## ENTRIES PROVIDED
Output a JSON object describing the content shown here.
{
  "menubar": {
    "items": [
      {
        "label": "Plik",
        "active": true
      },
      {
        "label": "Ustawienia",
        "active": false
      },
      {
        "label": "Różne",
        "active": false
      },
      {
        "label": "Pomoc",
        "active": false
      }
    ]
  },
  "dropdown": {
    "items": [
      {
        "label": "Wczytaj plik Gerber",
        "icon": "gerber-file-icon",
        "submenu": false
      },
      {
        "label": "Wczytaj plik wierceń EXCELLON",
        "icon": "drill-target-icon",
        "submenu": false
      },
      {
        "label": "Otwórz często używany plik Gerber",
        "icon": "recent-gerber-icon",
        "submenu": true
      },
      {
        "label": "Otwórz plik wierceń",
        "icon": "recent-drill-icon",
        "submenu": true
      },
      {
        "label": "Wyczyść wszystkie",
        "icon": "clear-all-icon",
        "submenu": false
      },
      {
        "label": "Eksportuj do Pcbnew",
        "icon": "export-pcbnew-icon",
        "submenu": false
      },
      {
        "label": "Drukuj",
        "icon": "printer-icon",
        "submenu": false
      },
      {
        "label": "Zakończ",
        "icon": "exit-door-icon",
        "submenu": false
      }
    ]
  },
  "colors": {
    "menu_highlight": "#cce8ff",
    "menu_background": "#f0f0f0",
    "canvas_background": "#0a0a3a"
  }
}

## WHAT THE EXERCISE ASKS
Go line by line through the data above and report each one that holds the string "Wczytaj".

## RESULT
        "label": "Wczytaj plik Gerber",
        "label": "Wczytaj plik wierceń EXCELLON",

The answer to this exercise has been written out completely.